BTW, it’s too bad Carlos isn’t around anymore. I wanted to ask him a question about comment #6.

Comment by crandaddy — September 10, 2006 @ 2:07 am

Thursday, September 07, 2006

Professor Davison's Lament

at ISCID, that graveyard of IDers, Professor Davison complains that no-one is responding to his "Evolutionary Manifesto".

It is increasingly obvious that I am doing little more than carrying on a monologue with my Manifesto. Surely if there are serious problems with it, there would be some critical comments made wouldn't you think?

Am to believe that everyone accepts my convictions that -

1. allelic mutations had and still have absolutely nothing to do with creative evolution beyond possibly playing a role in extinction?

2. the primary role for sexual reproduction had and still has that of stabilizing species and bringing creative evolution to a complete halt?

3. natural selection prevents rather than promotes creative evolution and artificial selection cannot produce new species?

4. creative evolution is finished?

5. no evolutionary event of any significance ever took place gradually?

6. internal "prescribed" information has played a large if not exclusive role in phylogeny just as it so obviously does in ontogeny?

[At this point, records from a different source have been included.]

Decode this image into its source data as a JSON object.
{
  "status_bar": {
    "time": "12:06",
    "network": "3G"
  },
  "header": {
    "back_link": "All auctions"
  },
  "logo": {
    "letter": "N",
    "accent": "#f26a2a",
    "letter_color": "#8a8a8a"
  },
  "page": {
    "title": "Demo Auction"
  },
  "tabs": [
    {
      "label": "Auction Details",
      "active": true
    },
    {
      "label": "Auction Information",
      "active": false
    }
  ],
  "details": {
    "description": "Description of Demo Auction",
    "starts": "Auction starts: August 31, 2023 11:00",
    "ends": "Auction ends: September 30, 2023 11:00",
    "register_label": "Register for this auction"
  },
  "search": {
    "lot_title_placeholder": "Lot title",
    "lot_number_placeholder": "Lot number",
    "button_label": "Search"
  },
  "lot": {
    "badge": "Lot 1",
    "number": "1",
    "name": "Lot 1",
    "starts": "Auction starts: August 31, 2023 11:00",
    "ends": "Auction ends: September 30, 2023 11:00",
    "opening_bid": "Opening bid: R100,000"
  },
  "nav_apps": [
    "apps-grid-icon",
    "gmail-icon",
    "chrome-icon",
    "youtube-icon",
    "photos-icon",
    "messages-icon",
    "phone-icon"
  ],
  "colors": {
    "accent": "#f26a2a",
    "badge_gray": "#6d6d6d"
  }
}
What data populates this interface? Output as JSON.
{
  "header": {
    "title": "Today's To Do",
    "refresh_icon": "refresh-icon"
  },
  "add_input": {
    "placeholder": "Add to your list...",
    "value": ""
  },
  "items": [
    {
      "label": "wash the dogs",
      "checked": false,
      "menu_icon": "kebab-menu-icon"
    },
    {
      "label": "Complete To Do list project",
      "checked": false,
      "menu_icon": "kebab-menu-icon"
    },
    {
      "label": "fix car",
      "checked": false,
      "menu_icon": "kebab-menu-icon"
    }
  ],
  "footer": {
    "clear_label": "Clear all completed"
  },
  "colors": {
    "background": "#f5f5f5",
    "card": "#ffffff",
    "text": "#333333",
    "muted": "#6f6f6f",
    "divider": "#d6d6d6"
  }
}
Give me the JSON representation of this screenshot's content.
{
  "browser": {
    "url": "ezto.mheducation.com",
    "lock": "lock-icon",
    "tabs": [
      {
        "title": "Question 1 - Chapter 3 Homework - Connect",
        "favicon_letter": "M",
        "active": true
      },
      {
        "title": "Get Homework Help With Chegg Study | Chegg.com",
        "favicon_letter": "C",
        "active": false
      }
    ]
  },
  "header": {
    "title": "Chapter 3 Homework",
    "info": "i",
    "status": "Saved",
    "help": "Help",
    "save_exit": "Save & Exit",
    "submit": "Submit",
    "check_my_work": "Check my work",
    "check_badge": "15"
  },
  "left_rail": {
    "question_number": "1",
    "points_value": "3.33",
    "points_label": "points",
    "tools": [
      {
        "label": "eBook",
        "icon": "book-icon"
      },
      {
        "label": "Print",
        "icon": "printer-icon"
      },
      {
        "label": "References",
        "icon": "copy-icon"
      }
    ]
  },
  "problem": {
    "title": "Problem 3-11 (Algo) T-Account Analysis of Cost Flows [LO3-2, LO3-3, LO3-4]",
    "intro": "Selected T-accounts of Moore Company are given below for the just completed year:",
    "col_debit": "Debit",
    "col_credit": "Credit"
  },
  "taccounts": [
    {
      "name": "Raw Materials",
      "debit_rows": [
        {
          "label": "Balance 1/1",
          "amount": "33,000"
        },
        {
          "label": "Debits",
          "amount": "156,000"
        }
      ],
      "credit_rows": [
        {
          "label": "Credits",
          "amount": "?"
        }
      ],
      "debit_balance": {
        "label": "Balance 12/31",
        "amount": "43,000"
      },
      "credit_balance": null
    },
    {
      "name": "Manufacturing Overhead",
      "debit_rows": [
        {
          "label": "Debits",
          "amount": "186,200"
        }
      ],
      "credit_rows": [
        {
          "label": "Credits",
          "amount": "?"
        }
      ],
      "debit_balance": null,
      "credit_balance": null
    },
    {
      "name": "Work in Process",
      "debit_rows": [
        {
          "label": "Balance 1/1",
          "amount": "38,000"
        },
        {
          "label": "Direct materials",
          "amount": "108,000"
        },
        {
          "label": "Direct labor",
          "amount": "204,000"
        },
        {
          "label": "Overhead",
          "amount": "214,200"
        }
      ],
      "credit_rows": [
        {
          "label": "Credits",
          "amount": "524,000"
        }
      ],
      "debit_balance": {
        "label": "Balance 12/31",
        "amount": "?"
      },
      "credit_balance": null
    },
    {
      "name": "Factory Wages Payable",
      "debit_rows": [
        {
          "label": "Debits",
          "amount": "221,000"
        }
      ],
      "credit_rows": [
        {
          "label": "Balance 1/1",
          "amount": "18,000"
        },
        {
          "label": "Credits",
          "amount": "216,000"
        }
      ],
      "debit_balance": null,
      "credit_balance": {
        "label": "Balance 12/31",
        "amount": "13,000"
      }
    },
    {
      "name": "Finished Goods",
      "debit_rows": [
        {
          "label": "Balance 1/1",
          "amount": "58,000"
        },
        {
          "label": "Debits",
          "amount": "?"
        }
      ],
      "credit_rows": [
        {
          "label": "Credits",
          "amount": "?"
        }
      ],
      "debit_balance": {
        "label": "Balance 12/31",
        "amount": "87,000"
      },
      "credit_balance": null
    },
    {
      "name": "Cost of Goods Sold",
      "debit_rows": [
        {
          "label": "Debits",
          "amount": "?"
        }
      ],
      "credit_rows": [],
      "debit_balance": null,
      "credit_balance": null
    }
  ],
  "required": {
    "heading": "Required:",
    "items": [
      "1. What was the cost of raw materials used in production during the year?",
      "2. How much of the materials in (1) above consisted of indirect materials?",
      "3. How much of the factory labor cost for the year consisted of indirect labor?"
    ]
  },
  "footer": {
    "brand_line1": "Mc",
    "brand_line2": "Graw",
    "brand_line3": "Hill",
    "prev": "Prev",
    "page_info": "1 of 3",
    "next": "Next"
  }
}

7. evolution is irreversible and was orthogenetic and goal-directed rather than random?

8. there are laws that have controlled evolution?

9. the only role for the enviroment was to release an inner potential?

10. the individual, rather than the population, was and still is the origin and the instrument of all genetic changes including those producing creative evolution?

11. Mendelian genetics had nothing to do with phylogeny beyond that of the production of varieties and subspecies neither of which are incipient species?

12. evolution will not resume?

Those are all implicit in the evidence presented in the Manifesto.

Or are there other possible reasons for the silence with which these challenges have been met? I suggest that one reason for this silence may be summarized in a single word - FEAR - fear that everything one has held dear all of ones professional life may be a myth without a shred of reality, nothing but an illusion based on the stubborn inistence that ontogeny and phylogeny both have been caused by factors outside the organism. In my opinion, THAT IS NOT TRUE.

Of course there is another possible explanation for the silence with which my challenges have been met both here and everywhere else I have presented them.

"Silence is the most perfect expression of scorn."
George Bernard Shaw

or more recently

"I get no respect."
Rodney Dangerfield

I sure haven't received any from David Springer here or anyplace else have I?

A real scientist, which I regard myself to be, does not give a fig about respect as he is interested in one thing only, which is ultimate undeniable truth. As far as I am concerned, "I have found it," the literal translation of Archimedes famous EUREKA.

If others think I am wrong they should be willing and anxious to prove it. Pretending I don't exist or heaping abuse on me is cowardly, revealing and totally unprofessional. For those reasons -

I love it so!

"A past evolution is undeniable, a present evolution undemonstrable."
John A. Davison

Firstly, John, it is the height of hypocrisy to complain about a lack of response. The moderation policy at ISCID allows idiots such as Walter ReMine, Peter Borger, Bruce Fast, Sal Cordova, David Hagen (and yourself) free reign to spout arrant nonsense whilst preventing any real criticism from rational people. You have never been able to respond civilly to honestly expressed scepticism about your hypothesis, thus most rational people that have made some effort to communicate with you no longer bother.

That said, I would not want you to think that a lack of response was implicit agreement with your statements quoted above.

So 1,2,3 and 4 are completely wrong. 5 depends on how you define event and gradually. A mutation, such as a copying error, is instantaneous. So I could in a sense agree with this statement. 6 and 7 are assertions for which there is no scientific evidence. 8 is meaningless. 9, 10 and 11 are wrong. 12 is based on a false premise (that evolutionary processes have stopped).